• **Element data from apps and pages**:
-*-*-
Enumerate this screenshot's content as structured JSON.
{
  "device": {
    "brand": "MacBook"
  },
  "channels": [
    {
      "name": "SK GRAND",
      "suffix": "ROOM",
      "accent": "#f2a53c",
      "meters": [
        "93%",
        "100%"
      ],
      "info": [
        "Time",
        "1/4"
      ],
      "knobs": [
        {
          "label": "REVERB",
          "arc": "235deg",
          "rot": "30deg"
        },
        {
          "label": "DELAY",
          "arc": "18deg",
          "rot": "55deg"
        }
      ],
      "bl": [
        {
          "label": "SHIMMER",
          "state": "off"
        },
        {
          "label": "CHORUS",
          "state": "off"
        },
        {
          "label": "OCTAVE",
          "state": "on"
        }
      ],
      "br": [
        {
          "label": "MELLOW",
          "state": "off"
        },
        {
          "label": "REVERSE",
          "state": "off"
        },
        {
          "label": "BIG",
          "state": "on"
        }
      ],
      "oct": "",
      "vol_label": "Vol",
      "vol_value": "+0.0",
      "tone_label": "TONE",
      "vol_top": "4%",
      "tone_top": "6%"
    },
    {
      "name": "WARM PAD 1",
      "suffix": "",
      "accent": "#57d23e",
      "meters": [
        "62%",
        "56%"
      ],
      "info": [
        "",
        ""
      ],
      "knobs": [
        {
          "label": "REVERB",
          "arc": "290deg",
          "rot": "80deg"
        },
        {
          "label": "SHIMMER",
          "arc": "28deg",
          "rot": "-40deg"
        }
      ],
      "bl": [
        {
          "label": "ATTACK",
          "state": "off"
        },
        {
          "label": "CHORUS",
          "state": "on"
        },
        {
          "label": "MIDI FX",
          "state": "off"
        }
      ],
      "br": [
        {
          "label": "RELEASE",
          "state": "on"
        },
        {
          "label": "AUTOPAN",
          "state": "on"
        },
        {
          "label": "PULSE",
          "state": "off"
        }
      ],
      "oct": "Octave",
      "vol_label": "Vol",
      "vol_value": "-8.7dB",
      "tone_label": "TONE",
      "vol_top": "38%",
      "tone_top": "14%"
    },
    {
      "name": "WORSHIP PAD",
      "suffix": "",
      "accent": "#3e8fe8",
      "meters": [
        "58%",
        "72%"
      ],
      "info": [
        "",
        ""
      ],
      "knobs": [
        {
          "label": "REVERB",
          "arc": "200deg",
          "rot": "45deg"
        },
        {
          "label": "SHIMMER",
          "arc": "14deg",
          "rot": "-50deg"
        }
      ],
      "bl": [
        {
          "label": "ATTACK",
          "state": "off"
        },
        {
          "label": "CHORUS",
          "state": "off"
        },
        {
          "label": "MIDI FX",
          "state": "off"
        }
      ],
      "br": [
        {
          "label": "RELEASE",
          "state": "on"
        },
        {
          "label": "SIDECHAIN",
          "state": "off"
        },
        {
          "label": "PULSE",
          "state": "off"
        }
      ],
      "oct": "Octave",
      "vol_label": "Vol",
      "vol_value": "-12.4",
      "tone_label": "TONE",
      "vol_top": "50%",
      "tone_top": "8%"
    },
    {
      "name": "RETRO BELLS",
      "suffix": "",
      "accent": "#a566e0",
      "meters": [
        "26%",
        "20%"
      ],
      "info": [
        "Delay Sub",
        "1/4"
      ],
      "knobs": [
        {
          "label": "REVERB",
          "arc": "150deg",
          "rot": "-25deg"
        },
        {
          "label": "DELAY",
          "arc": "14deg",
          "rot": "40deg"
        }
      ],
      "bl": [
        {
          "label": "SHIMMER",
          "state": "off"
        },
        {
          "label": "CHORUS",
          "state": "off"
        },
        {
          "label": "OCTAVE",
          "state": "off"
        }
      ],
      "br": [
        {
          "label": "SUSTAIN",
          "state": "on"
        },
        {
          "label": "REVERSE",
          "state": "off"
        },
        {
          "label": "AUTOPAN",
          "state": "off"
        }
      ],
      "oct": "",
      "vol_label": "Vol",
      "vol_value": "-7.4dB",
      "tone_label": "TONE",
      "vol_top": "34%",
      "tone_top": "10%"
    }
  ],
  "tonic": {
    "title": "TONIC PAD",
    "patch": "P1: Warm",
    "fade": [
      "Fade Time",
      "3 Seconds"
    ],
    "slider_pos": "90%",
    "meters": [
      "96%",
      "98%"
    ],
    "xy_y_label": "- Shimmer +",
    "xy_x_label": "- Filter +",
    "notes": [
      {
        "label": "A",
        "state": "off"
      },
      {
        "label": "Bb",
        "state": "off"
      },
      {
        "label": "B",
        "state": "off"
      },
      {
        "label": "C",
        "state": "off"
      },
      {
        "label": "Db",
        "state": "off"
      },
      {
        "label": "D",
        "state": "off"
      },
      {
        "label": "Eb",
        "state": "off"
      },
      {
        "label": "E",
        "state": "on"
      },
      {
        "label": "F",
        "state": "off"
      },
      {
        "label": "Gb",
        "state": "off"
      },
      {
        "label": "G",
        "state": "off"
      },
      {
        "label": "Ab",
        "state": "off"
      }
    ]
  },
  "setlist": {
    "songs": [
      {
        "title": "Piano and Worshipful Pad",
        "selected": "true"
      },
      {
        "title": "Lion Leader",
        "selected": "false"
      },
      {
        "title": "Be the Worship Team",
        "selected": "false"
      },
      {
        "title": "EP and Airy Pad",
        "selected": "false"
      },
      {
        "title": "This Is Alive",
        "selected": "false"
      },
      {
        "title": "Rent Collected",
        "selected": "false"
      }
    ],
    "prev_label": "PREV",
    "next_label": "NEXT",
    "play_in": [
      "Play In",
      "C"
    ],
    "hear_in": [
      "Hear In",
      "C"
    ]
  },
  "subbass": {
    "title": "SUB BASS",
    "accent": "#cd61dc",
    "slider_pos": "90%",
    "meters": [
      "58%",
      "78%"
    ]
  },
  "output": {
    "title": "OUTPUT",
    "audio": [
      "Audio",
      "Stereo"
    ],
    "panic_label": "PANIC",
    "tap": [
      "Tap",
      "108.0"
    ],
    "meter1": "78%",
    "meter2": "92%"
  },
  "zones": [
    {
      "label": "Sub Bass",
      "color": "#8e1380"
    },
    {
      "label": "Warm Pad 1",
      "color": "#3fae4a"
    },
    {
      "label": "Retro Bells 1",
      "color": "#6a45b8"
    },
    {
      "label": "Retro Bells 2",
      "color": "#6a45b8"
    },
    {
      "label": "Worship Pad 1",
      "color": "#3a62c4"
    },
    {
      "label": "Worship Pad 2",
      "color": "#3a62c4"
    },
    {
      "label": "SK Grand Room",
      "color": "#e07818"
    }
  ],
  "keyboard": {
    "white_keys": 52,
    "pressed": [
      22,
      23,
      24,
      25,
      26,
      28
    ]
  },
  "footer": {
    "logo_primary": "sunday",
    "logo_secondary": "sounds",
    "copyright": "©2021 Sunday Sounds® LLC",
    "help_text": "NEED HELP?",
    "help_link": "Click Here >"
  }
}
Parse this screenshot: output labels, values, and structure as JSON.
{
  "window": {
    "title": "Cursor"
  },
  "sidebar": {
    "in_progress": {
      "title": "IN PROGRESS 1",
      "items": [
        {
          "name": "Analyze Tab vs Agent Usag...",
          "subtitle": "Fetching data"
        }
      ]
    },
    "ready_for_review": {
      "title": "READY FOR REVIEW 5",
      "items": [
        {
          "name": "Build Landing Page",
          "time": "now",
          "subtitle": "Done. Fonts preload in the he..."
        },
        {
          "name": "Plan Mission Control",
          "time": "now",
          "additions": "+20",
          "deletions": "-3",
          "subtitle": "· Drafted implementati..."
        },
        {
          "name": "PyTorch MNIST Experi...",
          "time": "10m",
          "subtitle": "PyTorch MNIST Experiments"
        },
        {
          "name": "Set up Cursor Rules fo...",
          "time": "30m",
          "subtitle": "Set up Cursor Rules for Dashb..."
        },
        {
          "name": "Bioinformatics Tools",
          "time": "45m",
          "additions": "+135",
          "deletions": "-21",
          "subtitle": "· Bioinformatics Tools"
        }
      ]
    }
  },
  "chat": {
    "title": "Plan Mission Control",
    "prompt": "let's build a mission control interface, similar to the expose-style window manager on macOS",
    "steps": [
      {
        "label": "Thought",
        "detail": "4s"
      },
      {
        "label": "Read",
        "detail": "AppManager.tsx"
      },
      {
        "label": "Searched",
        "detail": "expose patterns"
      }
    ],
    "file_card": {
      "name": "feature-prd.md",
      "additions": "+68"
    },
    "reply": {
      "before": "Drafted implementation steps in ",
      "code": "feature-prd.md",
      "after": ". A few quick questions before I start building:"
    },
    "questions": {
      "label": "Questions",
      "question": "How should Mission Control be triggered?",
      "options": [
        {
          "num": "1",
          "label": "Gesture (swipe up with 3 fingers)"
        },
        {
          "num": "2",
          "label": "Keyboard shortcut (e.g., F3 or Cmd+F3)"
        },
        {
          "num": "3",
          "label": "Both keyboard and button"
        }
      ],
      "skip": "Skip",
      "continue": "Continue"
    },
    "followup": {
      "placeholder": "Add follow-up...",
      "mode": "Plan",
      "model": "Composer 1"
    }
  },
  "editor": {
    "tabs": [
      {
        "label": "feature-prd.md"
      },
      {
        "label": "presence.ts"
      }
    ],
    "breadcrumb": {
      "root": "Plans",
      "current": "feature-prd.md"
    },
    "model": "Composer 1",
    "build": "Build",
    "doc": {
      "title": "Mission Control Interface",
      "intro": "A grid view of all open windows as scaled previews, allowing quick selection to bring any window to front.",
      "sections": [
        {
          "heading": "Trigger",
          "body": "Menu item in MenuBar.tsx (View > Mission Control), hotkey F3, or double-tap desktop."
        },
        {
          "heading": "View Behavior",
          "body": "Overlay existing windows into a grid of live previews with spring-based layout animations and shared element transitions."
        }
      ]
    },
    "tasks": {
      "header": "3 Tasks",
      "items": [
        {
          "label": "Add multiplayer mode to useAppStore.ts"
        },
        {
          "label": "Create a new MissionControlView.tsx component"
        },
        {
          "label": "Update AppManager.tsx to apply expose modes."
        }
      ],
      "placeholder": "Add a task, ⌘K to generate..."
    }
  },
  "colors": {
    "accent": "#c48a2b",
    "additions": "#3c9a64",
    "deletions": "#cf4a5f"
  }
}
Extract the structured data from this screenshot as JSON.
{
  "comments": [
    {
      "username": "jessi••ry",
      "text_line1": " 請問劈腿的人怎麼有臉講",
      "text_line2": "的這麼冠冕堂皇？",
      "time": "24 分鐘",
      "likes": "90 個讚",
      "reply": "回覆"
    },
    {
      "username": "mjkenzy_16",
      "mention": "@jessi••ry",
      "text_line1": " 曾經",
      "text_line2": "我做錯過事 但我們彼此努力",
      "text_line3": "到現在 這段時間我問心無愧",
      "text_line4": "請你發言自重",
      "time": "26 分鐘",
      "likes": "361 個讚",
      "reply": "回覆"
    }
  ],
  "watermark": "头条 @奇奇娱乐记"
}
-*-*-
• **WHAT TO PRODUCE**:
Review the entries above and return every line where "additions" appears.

• **SOLVED EXERCISE**:
          "additions": "+20",
          "additions": "+135",
      "additions": "+68"
    "additions": "#3c9a64",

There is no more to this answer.